* Task prompt *
For each line below, check for "majeur"; give only the total of lines where it occurs.
#### Source data ####
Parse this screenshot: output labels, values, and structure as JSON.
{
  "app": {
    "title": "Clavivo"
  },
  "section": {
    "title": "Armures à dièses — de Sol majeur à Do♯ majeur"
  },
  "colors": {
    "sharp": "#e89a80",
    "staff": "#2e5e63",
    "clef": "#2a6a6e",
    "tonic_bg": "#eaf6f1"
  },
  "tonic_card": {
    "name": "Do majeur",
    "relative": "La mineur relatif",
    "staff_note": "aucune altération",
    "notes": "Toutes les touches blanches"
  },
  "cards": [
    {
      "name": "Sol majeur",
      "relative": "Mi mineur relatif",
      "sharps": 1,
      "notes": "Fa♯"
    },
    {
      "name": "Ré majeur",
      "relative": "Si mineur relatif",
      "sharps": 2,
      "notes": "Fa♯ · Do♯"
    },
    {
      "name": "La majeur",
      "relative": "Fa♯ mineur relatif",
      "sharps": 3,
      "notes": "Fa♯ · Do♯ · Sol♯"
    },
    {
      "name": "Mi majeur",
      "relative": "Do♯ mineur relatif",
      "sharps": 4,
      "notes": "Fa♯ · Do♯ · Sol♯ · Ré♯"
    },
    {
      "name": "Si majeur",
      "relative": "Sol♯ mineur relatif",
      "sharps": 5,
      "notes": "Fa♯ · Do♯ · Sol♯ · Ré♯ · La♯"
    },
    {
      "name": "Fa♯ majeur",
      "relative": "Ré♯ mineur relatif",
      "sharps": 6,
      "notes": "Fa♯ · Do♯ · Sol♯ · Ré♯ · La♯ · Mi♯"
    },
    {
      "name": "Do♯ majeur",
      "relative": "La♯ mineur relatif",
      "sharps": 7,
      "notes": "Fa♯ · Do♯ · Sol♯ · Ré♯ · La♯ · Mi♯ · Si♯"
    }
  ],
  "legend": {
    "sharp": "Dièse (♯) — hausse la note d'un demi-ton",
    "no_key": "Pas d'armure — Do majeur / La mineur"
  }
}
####
* Exercise answer *
10